§ Exercise data:
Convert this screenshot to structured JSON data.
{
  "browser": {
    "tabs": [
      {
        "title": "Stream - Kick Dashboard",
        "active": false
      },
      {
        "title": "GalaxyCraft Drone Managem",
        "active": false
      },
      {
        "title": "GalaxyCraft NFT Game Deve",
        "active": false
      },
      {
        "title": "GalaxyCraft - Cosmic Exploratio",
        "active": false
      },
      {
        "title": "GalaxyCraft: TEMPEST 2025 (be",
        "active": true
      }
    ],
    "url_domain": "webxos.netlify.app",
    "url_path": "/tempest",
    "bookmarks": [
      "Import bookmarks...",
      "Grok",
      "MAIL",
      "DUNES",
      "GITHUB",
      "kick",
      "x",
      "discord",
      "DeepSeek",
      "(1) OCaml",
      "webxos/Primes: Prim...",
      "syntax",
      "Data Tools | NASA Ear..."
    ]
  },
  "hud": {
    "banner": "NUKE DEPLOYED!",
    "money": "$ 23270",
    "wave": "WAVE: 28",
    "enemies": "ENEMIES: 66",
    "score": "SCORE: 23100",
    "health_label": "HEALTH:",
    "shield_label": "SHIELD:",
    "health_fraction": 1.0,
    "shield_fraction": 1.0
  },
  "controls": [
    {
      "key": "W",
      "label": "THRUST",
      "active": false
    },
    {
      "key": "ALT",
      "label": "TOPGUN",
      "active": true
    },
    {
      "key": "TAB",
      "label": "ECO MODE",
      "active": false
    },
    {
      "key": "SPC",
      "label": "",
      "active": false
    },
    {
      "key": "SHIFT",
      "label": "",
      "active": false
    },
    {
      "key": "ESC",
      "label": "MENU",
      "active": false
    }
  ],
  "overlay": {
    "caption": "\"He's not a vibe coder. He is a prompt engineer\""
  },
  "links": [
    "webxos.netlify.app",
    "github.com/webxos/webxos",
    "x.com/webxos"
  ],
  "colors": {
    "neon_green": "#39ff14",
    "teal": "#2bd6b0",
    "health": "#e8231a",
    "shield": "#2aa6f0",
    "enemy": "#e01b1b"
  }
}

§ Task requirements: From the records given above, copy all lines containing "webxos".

§ Result for this task:
    "url_domain": "webxos.netlify.app",
      "webxos/Primes: Prim...",
    "webxos.netlify.app",
    "github.com/webxos/webxos",
    "x.com/webxos"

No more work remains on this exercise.